Excerpts from an interface dataset:
• • • • • • •
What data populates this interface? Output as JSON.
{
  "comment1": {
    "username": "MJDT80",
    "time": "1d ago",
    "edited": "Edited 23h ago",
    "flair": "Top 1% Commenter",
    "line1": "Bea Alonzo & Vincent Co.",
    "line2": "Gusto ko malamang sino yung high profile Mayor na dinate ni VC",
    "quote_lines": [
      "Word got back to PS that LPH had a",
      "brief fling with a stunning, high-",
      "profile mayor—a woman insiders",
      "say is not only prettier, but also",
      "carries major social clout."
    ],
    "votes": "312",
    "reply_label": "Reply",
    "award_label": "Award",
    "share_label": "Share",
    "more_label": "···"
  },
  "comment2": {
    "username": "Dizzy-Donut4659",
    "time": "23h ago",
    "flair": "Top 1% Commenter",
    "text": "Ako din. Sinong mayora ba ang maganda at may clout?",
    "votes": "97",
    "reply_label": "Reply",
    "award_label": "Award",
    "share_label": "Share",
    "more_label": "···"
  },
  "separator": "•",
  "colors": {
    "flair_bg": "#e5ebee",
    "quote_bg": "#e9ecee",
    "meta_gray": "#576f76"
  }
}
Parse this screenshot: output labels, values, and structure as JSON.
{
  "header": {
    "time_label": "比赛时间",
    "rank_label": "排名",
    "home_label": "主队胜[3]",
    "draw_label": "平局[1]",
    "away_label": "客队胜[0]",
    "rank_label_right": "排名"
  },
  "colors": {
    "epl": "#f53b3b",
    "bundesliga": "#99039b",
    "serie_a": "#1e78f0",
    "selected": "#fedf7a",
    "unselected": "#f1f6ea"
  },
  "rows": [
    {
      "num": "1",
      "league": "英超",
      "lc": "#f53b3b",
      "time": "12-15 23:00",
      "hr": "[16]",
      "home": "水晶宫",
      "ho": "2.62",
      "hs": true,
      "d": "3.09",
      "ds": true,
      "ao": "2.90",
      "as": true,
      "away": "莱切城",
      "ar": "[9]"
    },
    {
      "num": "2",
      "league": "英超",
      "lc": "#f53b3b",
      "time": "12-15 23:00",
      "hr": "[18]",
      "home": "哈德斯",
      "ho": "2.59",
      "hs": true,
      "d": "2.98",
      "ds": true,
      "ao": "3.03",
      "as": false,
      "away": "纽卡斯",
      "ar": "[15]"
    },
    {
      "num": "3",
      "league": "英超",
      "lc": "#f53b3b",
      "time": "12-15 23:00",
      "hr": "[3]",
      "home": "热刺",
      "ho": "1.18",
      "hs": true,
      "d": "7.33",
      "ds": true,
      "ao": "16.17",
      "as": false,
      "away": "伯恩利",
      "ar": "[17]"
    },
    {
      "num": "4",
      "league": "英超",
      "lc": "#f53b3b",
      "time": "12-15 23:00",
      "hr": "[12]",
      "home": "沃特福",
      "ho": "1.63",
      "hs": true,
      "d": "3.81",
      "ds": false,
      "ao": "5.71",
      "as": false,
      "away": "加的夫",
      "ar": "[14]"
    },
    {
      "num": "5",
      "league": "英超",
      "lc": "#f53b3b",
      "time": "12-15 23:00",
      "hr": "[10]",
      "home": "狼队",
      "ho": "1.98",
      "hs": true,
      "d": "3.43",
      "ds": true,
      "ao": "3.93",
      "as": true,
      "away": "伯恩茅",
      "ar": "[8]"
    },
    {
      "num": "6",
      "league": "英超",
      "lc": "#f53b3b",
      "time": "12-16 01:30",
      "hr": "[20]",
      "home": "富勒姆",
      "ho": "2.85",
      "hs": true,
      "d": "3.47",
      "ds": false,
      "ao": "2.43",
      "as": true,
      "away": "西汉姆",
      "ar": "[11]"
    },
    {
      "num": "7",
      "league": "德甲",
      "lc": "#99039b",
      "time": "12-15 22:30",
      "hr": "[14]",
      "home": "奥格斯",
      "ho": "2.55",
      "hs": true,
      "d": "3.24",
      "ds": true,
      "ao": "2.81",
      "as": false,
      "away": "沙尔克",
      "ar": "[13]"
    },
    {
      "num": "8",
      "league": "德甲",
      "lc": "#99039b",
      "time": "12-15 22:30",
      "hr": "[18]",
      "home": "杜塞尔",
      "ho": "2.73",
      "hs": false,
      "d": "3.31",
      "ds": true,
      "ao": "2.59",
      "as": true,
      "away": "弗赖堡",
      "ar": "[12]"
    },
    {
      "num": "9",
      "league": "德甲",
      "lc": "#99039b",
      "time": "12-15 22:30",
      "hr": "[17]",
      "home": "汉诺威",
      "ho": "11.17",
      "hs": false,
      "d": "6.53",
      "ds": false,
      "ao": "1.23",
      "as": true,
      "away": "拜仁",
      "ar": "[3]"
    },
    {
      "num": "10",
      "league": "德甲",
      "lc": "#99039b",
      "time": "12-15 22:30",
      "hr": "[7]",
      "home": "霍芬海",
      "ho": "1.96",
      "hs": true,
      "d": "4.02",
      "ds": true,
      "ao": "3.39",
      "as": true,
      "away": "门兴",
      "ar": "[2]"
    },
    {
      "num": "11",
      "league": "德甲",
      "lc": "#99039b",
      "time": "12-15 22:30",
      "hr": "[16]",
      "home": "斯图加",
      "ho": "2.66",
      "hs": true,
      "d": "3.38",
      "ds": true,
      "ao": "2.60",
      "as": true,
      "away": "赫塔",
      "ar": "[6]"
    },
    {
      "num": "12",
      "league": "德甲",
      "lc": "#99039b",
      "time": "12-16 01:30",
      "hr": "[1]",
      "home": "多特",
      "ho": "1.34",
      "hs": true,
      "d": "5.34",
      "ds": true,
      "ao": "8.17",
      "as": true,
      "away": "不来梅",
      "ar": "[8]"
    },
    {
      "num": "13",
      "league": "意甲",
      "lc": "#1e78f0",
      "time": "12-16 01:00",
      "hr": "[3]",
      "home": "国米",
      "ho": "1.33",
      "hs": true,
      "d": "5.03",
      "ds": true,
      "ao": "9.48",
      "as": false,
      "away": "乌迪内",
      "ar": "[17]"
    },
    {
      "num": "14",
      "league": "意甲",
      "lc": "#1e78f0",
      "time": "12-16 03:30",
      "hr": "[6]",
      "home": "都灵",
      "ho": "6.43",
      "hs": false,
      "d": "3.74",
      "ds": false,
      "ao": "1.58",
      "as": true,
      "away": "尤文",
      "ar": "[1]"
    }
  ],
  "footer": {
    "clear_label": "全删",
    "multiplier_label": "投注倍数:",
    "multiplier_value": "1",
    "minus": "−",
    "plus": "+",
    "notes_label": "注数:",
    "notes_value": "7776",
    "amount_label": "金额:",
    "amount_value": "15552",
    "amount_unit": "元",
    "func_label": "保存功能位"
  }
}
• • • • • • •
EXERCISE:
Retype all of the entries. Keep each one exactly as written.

ANSWER SPACE:
What data populates this interface? Output as JSON.
{
  "comment1": {
    "username": "MJDT80",
    "time": "1d ago",
    "edited": "Edited 23h ago",
    "flair": "Top 1% Commenter",
    "line1": "Bea Alonzo & Vincent Co.",
    "line2": "Gusto ko malamang sino yung high profile Mayor na dinate ni VC",
    "quote_lines": [
      "Word got back to PS that LPH had a",
      "brief fling with a stunning, high-",
      "profile mayor—a woman insiders",
      "say is not only prettier, but also",
      "carries major social clout."
    ],
    "votes": "312",
    "reply_label": "Reply",
    "award_label": "Award",
    "share_label": "Share",
    "more_label": "···"
  },
  "comment2": {
    "username": "Dizzy-Donut4659",
    "time": "23h ago",
    "flair": "Top 1% Commenter",
    "text": "Ako din. Sinong mayora ba ang maganda at may clout?",
    "votes": "97",
    "reply_label": "Reply",
    "award_label": "Award",
    "share_label": "Share",
    "more_label": "···"
  },
  "separator": "•",
  "colors": {
    "flair_bg": "#e5ebee",
    "quote_bg": "#e9ecee",
    "meta_gray": "#576f76"
  }
}
Parse this screenshot: output labels, values, and structure as JSON.
{
  "header": {
    "time_label": "比赛时间",
    "rank_label": "排名",
    "home_label": "主队胜[3]",
    "draw_label": "平局[1]",
    "away_label": "客队胜[0]",
    "rank_label_right": "排名"
  },
  "colors": {
    "epl": "#f53b3b",
    "bundesliga": "#99039b",
    "serie_a": "#1e78f0",
    "selected": "#fedf7a",
    "unselected": "#f1f6ea"
  },
  "rows": [
    {
      "num": "1",
      "league": "英超",
      "lc": "#f53b3b",
      "time": "12-15 23:00",
      "hr": "[16]",
      "home": "水晶宫",
      "ho": "2.62",
      "hs": true,
      "d": "3.09",
      "ds": true,
      "ao": "2.90",
      "as": true,
      "away": "莱切城",
      "ar": "[9]"
    },
    {
      "num": "2",
      "league": "英超",
      "lc": "#f53b3b",
      "time": "12-15 23:00",
      "hr": "[18]",
      "home": "哈德斯",
      "ho": "2.59",
      "hs": true,
      "d": "2.98",
      "ds": true,
      "ao": "3.03",
      "as": false,
      "away": "纽卡斯",
      "ar": "[15]"
    },
    {
      "num": "3",
      "league": "英超",
      "lc": "#f53b3b",
      "time": "12-15 23:00",
      "hr": "[3]",
      "home": "热刺",
      "ho": "1.18",
      "hs": true,
      "d": "7.33",
      "ds": true,
      "ao": "16.17",
      "as": false,
      "away": "伯恩利",
      "ar": "[17]"
    },
    {
      "num": "4",
      "league": "英超",
      "lc": "#f53b3b",
      "time": "12-15 23:00",
      "hr": "[12]",
      "home": "沃特福",
      "ho": "1.63",
      "hs": true,
      "d": "3.81",
      "ds": false,
      "ao": "5.71",
      "as": false,
      "away": "加的夫",
      "ar": "[14]"
    },
    {
      "num": "5",
      "league": "英超",
      "lc": "#f53b3b",
      "time": "12-15 23:00",
      "hr": "[10]",
      "home": "狼队",
      "ho": "1.98",
      "hs": true,
      "d": "3.43",
      "ds": true,
      "ao": "3.93",
      "as": true,
      "away": "伯恩茅",
      "ar": "[8]"
    },
    {
      "num": "6",
      "league": "英超",
      "lc": "#f53b3b",
      "time": "12-16 01:30",
      "hr": "[20]",
      "home": "富勒姆",
      "ho": "2.85",
      "hs": true,
      "d": "3.47",
      "ds": false,
      "ao": "2.43",
      "as": true,
      "away": "西汉姆",
      "ar": "[11]"
    },
    {
      "num": "7",
      "league": "德甲",
      "lc": "#99039b",
      "time": "12-15 22:30",
      "hr": "[14]",
      "home": "奥格斯",
      "ho": "2.55",
      "hs": true,
      "d": "3.24",
      "ds": true,
      "ao": "2.81",
      "as": false,
      "away": "沙尔克",
      "ar": "[13]"
    },
    {
      "num": "8",
      "league": "德甲",
      "lc": "#99039b",
      "time": "12-15 22:30",
      "hr": "[18]",
      "home": "杜塞尔",
      "ho": "2.73",
      "hs": false,
      "d": "3.31",
      "ds": true,
      "ao": "2.59",
      "as": true,
      "away": "弗赖堡",
      "ar": "[12]"
    },
    {
      "num": "9",
      "league": "德甲",
      "lc": "#99039b",
      "time": "12-15 22:30",
      "hr": "[17]",
      "home": "汉诺威",
      "ho": "11.17",
      "hs": false,
      "d": "6.53",
      "ds": false,
      "ao": "1.23",
      "as": true,
      "away": "拜仁",
      "ar": "[3]"
    },
    {
      "num": "10",
      "league": "德甲",
      "lc": "#99039b",
      "time": "12-15 22:30",
      "hr": "[7]",
      "home": "霍芬海",
      "ho": "1.96",
      "hs": true,
      "d": "4.02",
      "ds": true,
      "ao": "3.39",
      "as": true,
      "away": "门兴",
      "ar": "[2]"
    },
    {
      "num": "11",
      "league": "德甲",
      "lc": "#99039b",
      "time": "12-15 22:30",
      "hr": "[16]",
      "home": "斯图加",
      "ho": "2.66",
      "hs": true,
      "d": "3.38",
      "ds": true,
      "ao": "2.60",
      "as": true,
      "away": "赫塔",
      "ar": "[6]"
    },
    {
      "num": "12",
      "league": "德甲",
      "lc": "#99039b",
      "time": "12-16 01:30",
      "hr": "[1]",
      "home": "多特",
      "ho": "1.34",
      "hs": true,
      "d": "5.34",
      "ds": true,
      "ao": "8.17",
      "as": true,
      "away": "不来梅",
      "ar": "[8]"
    },
    {
      "num": "13",
      "league": "意甲",
      "lc": "#1e78f0",
      "time": "12-16 01:00",
      "hr": "[3]",
      "home": "国米",
      "ho": "1.33",
      "hs": true,
      "d": "5.03",
      "ds": true,
      "ao": "9.48",
      "as": false,
      "away": "乌迪内",
      "ar": "[17]"
    },
    {
      "num": "14",
      "league": "意甲",
      "lc": "#1e78f0",
      "time": "12-16 03:30",
      "hr": "[6]",
      "home": "都灵",
      "ho": "6.43",
      "hs": false,
      "d": "3.74",
      "ds": false,
      "ao": "1.58",
      "as": true,
      "away": "尤文",
      "ar": "[1]"
    }
  ],
  "footer": {
    "clear_label": "全删",
    "multiplier_label": "投注倍数:",
    "multiplier_value": "1",
    "minus": "−",
    "plus": "+",
    "notes_label": "注数:",
    "notes_value": "7776",
    "amount_label": "金额:",
    "amount_value": "15552",
    "amount_unit": "元",
    "func_label": "保存功能位"
  }
}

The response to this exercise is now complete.